The US economy completed four quarters of expansion through this year’s third quarter, averaging about a 3 per cent annual rate of growth after contracting for three straight quarters at the beginning of 1991.
But the recovery has hinged on consumers’ willingness to keep spending on new cars, homes and other goods, while businesses have been reluctant to step up the plate by boosting investment—and in fact have helped undercut consumers through vigorous cost-cutting, layoffs and delayed hiring.
Labour department figures issued last Friday showed 5,000 fewer US jobs in October, a second straight month of sliding payrolls. And on Monday, the outplacement firm Challenger, Gray and Christmas Inc. said the number of planned job cuts announced by US companies shot up to 176,010 last month—about 7,600 jobs lost every business day.
The uncertainty about the economy’s future has weighed on consumers. The Conference Board’s Consumer Confidence Index slumped in October to a nine-year low—79.4 from 93.7 in September.
On the horizon looms the crucial holiday shopping season, the weeks between Thanksgiving and Christmas when many retailers do the bulk of their annual business, so plummeting confidence figures were seen as a red flag for policymakers.
“If consumers rein in their spending to any degree at all, we will be in recession,” Mark Zandi of Economy.com said.

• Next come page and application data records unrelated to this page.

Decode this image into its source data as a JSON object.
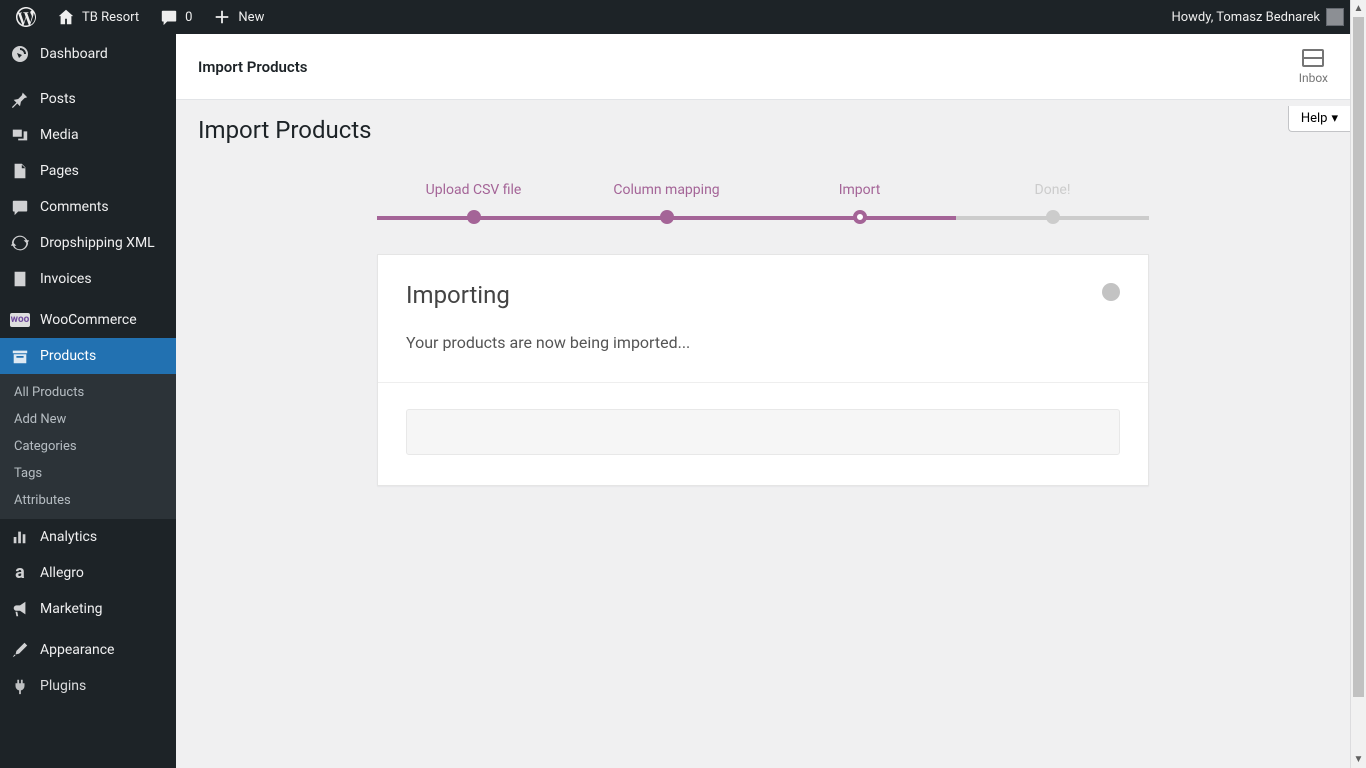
{
  "adminbar": {
    "site_name": "TB Resort",
    "comments_count": "0",
    "new_label": "New",
    "howdy": "Howdy, Tomasz Bednarek"
  },
  "sidebar": {
    "dashboard": "Dashboard",
    "items": [
      {
        "label": "Posts"
      },
      {
        "label": "Media"
      },
      {
        "label": "Pages"
      },
      {
        "label": "Comments"
      },
      {
        "label": "Dropshipping XML"
      },
      {
        "label": "Invoices"
      }
    ],
    "woocommerce": "WooCommerce",
    "products": "Products",
    "products_submenu": [
      {
        "label": "All Products"
      },
      {
        "label": "Add New"
      },
      {
        "label": "Categories"
      },
      {
        "label": "Tags"
      },
      {
        "label": "Attributes"
      }
    ],
    "items2": [
      {
        "label": "Analytics"
      },
      {
        "label": "Allegro"
      },
      {
        "label": "Marketing"
      }
    ],
    "appearance": "Appearance",
    "plugins": "Plugins"
  },
  "topbar": {
    "title": "Import Products",
    "inbox": "Inbox"
  },
  "page": {
    "title": "Import Products",
    "help": "Help"
  },
  "wizard": {
    "steps": [
      {
        "label": "Upload CSV file"
      },
      {
        "label": "Column mapping"
      },
      {
        "label": "Import"
      },
      {
        "label": "Done!"
      }
    ],
    "heading": "Importing",
    "message": "Your products are now being imported..."
  }
}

Economists believe the nation’s manufacturing sector has slipped back into recession. The commerce department reported on Monday that orders for costly manufactured goods weakened 2.3 per cent in September to $ 318.06 billion after dipping 0.4 per cent in August.
According to last Friday’s payrolls report from the labour department, factory jobs tumbled by 49,000 in October, while the private Institute for Supply Management reported a drop to 48.5 in its factory index from September’s 49.5. A reading below 50 shows the sector is shrinking.